Gerald Casale simultaneously basks in and begrudges the sweet, sweet irony of Devo 2.0 in this interview from SFGate. Normally, Devo is the first band to revert to their own theory of de-evolution in the face of corporate intrusion. It might not always be pertinent (Devo themselves absolutely benefited from similarly corporate decisions such as being signed to Warner Bros. Records after a stirring recommendation from David Bowie), but nothing really comes close to The Walt Disney Company forgetting that they chose to partner with five men from Akron, Ohio who started a weird little band in hopes of subverting the exact species of corporate propaganda that they were offering.
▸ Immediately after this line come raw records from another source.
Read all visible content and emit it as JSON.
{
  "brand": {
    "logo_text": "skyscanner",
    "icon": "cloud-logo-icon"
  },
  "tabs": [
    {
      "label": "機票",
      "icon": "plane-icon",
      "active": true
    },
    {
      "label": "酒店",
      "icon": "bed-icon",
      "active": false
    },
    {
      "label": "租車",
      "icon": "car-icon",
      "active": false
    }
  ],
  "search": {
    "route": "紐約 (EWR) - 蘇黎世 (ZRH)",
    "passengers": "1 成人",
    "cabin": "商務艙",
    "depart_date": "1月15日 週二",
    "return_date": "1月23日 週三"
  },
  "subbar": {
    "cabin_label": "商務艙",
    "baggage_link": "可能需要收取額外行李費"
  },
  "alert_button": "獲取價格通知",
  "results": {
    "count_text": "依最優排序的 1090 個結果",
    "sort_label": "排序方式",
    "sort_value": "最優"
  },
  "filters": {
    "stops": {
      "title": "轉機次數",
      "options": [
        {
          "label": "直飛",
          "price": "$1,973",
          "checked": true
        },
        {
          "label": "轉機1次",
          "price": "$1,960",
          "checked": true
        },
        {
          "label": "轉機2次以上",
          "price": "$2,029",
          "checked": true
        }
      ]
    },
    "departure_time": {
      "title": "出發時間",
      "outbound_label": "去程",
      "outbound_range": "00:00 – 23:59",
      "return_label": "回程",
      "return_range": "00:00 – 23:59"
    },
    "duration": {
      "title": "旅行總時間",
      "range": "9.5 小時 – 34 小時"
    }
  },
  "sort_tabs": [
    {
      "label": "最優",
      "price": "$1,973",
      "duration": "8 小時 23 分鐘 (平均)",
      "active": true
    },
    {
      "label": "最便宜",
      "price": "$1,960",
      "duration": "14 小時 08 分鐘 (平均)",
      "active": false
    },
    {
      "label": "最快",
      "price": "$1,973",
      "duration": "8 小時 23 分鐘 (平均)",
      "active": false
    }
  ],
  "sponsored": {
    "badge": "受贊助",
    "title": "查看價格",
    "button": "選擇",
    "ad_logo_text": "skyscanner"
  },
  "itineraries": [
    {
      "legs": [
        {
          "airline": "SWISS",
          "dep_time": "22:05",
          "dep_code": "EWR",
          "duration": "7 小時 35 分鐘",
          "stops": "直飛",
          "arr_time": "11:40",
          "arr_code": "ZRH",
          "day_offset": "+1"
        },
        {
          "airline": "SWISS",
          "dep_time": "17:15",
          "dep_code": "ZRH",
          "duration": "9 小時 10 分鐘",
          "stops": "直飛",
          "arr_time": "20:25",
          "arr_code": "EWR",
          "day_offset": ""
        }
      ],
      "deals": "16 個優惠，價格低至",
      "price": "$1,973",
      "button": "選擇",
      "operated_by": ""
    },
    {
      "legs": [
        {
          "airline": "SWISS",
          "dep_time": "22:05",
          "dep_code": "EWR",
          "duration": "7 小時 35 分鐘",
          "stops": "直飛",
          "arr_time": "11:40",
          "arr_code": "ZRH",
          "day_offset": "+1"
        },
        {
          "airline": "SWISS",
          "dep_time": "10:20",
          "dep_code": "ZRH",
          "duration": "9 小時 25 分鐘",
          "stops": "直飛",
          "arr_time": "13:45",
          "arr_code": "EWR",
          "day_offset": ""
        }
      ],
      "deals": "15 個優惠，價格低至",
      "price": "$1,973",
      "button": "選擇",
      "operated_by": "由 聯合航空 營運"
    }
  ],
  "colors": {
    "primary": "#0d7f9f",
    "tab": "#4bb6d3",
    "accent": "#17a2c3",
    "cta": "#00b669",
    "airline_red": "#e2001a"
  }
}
Very few answers are to be had from any of the Devo 2.0 merchandise I’ve been able to get my hands on. The CD/DVD release of the group’s only effort offers scattered enjoyment for only the biggest Devo fans. Seeing a twelve year old struggle through reading prepared interview questions can only be entertaining for so long. The band was poised to launch a limited nationwide tour of middle schools and shopping malls, but the only evidence I can find of any performances ever happening is a 2006 interview where guitarist Nathan Norman says that their first show was “better than [he] could have imagined.”
It’s at this point in my studious research, dear readers, that I may need to stop myself from falling even deeper down the proverbial rabbit hole. I’ve stumbled across this early 2006 MTV.com article where the author reveals that Disney would be undertaking a new venture with The Go-Gos to form an entirely pre-teen, girl-fronted tribute band called The Po-Gos after the rousing success of Devo 2.0. My Google search history just needs a break, everyone.